Written by Alana George, BS Clinical Psychology, RBT Student Analyst
“To change any behavior, we have to slow down and act intentionally rather than from habit and impulse.” – Henna Inam, Wired for Authenticity: Seven Practices to Inspire, Adapt, & Lead
How to teach Alternative Behaviors
In applied behavioral analysis treatment, your child’s target behaviors will be identified and chosen for intervention to decrease the maladaptive behaviors and increase socially significant behaviors. Teaching alternative behaviors is a significant teaching method that replaces unwanted behavior with a functional behavior that will shape your child for future success. To teach alternative replacement behaviors, you must understand the function of the target behavior. We understand the four functions of behavior are escape, attention, access to tangibles, and sensory processing. When we can identify and understand why your child is engaging in each behavior, we are then able to teach a new way to satisfy that same need. Alternative behaviors cannot be a proposal to simply stop the identified behavior of concern. The replacement behavior must be easily taught and a truly different option to access the desired need/function. Throughout your child’s treatment at ABA Therapy Solutions the providers will focus on teaching alternative behaviors through discrete trial training and natural environment teaching moments. Your child will be taught how to appropriately engage in simple, socially significant activities according to their intended desired function. Children are likely to need a great deal of practice when learning new behaviors. It is important to practice these alternative behaviors at home with your child, as well in other settings such as family members’ houses, libraries, or parks. You can use verbal teaching, modeling, and natural environment situations to help your children practice using their new behaviors when they are calm and available for learning. The more practiced and routine the behavior is for the student, the more likely they are to use it when experiencing triggers.

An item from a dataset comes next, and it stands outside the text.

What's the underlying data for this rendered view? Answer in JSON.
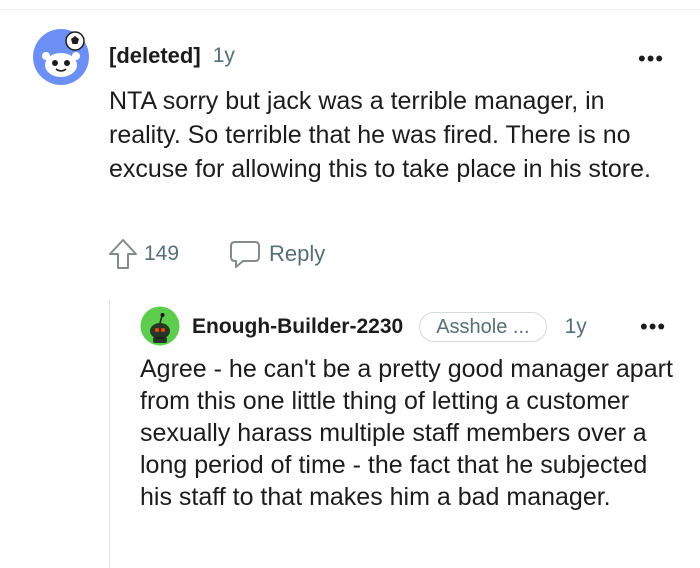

Examples of Alternative behaviors by Function
Your child frequently engages in the behavior of pouring drink cups. Your child engages in this behavior to explore water sensory. To decrease the event of inappropriate pouring drinks out, you allow your child to have a functional water play area. This may be in the bathtub, in the sink, or with a bucket and cup of water. Allowing your child to still have access to their sensory desires but in an appropriate manner. Your child’s behavior of pouring drinks will decrease and their functional communication skills will increase by requesting for their allowed sensory play.

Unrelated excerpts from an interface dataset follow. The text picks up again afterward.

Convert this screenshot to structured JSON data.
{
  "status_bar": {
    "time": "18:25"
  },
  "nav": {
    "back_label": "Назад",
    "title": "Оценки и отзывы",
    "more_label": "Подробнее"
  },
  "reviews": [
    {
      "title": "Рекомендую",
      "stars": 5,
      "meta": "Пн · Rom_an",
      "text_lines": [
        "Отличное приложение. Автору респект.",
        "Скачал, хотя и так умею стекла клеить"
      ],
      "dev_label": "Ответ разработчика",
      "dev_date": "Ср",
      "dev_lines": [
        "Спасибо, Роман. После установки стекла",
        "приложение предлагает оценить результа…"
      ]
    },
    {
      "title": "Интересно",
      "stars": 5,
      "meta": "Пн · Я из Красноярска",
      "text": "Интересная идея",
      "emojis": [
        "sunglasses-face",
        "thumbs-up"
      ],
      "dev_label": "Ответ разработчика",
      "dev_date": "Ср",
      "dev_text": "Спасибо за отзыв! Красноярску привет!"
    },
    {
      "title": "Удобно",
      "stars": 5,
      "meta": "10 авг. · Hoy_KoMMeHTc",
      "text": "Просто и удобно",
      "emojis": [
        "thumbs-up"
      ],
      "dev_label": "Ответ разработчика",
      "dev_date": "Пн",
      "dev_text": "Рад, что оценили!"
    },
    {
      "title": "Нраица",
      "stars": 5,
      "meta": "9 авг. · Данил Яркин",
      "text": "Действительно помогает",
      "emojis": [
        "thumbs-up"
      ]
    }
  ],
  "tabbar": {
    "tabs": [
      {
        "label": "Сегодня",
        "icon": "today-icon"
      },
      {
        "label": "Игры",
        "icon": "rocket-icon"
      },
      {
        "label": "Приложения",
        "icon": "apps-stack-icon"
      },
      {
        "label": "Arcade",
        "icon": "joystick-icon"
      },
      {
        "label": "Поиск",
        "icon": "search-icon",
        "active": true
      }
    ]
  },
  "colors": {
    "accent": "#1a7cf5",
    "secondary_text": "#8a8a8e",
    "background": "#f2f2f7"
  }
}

Your child is attempting to complete their homework and is visibly frustrated. They are engaging in the behavior of elopement, leaving the room without permission. To decrease this escape behavior, we must teach alternative behavior. You can teach your child to request a break when feeling frustrated. Set a defined outline of what a break is, 5 minutes with a book then return to homework. Teaching this alternative behavior still allows your child to receive escape from their work but will be easily redirected with an allowed break. Teaching this alternative behavior decreases the maladaptive behavior and teaches your child how to request their wants and needs appropriately.

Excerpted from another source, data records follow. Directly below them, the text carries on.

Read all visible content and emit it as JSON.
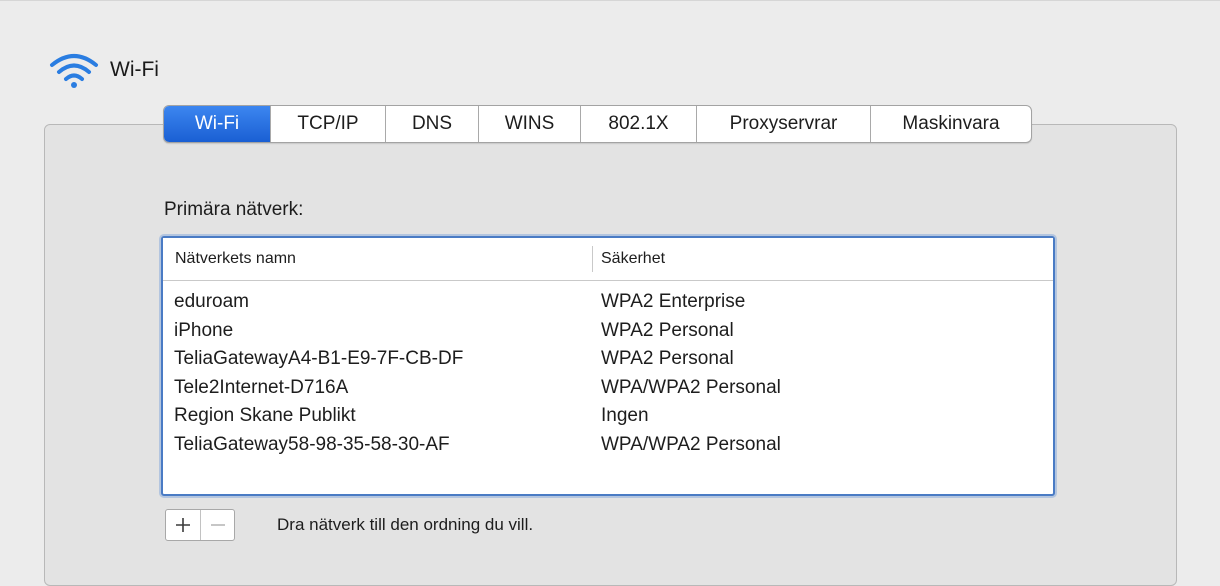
{
  "header": {
    "title": "Wi-Fi",
    "icon": "wifi-icon",
    "accent_color": "#2a7de1"
  },
  "tabs": [
    {
      "label": "Wi-Fi",
      "active": true
    },
    {
      "label": "TCP/IP",
      "active": false
    },
    {
      "label": "DNS",
      "active": false
    },
    {
      "label": "WINS",
      "active": false
    },
    {
      "label": "802.1X",
      "active": false
    },
    {
      "label": "Proxyservrar",
      "active": false
    },
    {
      "label": "Maskinvara",
      "active": false
    }
  ],
  "preferred_networks": {
    "label": "Primära nätverk:",
    "columns": [
      "Nätverkets namn",
      "Säkerhet"
    ],
    "rows": [
      {
        "name": "eduroam",
        "security": "WPA2 Enterprise"
      },
      {
        "name": "iPhone",
        "security": "WPA2 Personal"
      },
      {
        "name": "TeliaGatewayA4-B1-E9-7F-CB-DF",
        "security": "WPA2 Personal"
      },
      {
        "name": "Tele2Internet-D716A",
        "security": "WPA/WPA2 Personal"
      },
      {
        "name": "Region Skane Publikt",
        "security": "Ingen"
      },
      {
        "name": "TeliaGateway58-98-35-58-30-AF",
        "security": "WPA/WPA2 Personal"
      }
    ]
  },
  "controls": {
    "add_icon": "plus-icon",
    "remove_icon": "minus-icon",
    "hint": "Dra nätverk till den ordning du vill."
  }
}
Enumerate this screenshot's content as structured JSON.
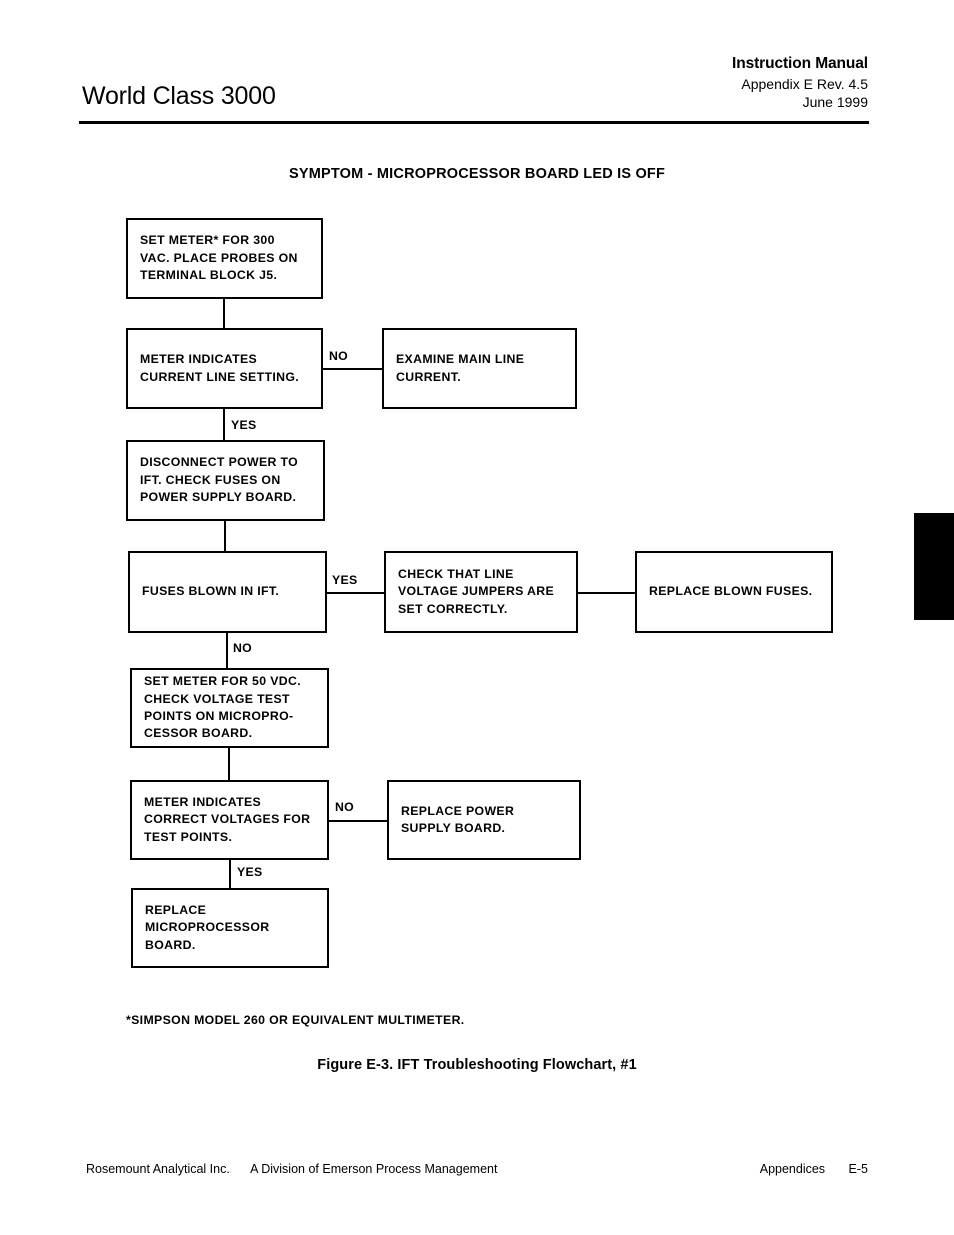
{
  "header": {
    "doc_title": "World Class 3000",
    "manual_label": "Instruction Manual",
    "appendix_rev": "Appendix E  Rev. 4.5",
    "date": "June 1999"
  },
  "figure": {
    "heading": "SYMPTOM - MICROPROCESSOR BOARD LED IS OFF",
    "caption": "Figure E-3.  IFT Troubleshooting Flowchart, #1",
    "footnote": "*SIMPSON  MODEL  260  OR  EQUIVALENT  MULTIMETER."
  },
  "flowchart": {
    "type": "flowchart",
    "nodes": [
      {
        "id": "n1",
        "text": "SET METER* FOR 300\nVAC. PLACE PROBES ON\nTERMINAL BLOCK J5."
      },
      {
        "id": "n2",
        "text": "METER INDICATES\nCURRENT LINE SETTING."
      },
      {
        "id": "n3",
        "text": "EXAMINE MAIN LINE\nCURRENT."
      },
      {
        "id": "n4",
        "text": "DISCONNECT POWER TO\nIFT. CHECK FUSES ON\nPOWER SUPPLY BOARD."
      },
      {
        "id": "n5",
        "text": "FUSES BLOWN IN IFT."
      },
      {
        "id": "n6",
        "text": "CHECK THAT LINE\nVOLTAGE JUMPERS ARE\nSET CORRECTLY."
      },
      {
        "id": "n7",
        "text": "REPLACE BLOWN FUSES."
      },
      {
        "id": "n8",
        "text": "SET METER FOR 50 VDC.\nCHECK VOLTAGE TEST\nPOINTS ON MICROPRO-\nCESSOR BOARD."
      },
      {
        "id": "n9",
        "text": "METER INDICATES\nCORRECT VOLTAGES FOR\nTEST POINTS."
      },
      {
        "id": "n10",
        "text": "REPLACE POWER\nSUPPLY BOARD."
      },
      {
        "id": "n11",
        "text": "REPLACE\nMICROPROCESSOR\nBOARD."
      }
    ],
    "edge_labels": {
      "e1_no": "NO",
      "e1_yes": "YES",
      "e2_yes": "YES",
      "e2_no": "NO",
      "e3_no": "NO",
      "e3_yes": "YES"
    }
  },
  "footer": {
    "company": "Rosemount Analytical Inc.",
    "division": "A Division of Emerson Process Management",
    "section": "Appendices",
    "page": "E-5"
  },
  "colors": {
    "ink": "#000000",
    "paper": "#ffffff"
  }
}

You are attempting to complete some work on your computer and your child is engaging in the behavior, screaming, to gain access to your attention. You wait until the child is no longer engaging in screaming and then you teach them to tap your shoulder to ask for attention. Every time your child engages in screaming for your attention you repeat the same teaching method. Whenever your child appropriately taps your shoulder for attention, you immediately provide positive attention. Over time the screaming behavior stops, and the socially appropriate behavior of tapping is learned and utilized.
After school, your child is very hungry and wants snacks. They engage in the behavior of climbing on furniture to reach the cabinets and access food. This behavior is potentially dangerous and not socially appropriate. You teach your child how to request a snack by pointing, using PECs, or verbal communication depending on their communication skills. In future events, you block the climbing furniture behavior and continue to teach how to request the desired snack. Over time the climbing furniture behavior will decrease, and the behavior of requesting will increase. This expands your child’s usage of their functional communication skills
Capella University, 2021